Exercise aim >>
Wherever "extracted" shows up in the records below, copy the whole line.

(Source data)

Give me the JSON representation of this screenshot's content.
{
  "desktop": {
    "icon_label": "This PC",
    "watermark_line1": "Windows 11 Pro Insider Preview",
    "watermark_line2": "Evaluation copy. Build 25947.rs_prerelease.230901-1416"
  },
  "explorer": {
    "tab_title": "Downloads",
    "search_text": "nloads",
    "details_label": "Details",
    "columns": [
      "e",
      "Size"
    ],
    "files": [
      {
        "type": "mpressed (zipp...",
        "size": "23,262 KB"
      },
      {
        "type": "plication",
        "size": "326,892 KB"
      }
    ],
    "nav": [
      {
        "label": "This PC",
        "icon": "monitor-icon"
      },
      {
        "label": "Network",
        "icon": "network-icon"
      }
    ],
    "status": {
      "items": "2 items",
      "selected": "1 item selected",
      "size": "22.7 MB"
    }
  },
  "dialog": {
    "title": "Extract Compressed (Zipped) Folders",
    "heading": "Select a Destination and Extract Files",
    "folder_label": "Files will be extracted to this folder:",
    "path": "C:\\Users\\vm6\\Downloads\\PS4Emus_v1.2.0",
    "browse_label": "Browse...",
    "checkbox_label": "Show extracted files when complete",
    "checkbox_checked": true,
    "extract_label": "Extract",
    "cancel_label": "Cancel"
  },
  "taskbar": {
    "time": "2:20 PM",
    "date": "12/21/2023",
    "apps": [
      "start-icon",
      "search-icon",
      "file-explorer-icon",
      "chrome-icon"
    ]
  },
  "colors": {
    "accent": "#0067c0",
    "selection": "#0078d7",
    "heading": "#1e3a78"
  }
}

Answer section >>
    "folder_label": "Files will be extracted to this folder:",
    "checkbox_label": "Show extracted files when complete",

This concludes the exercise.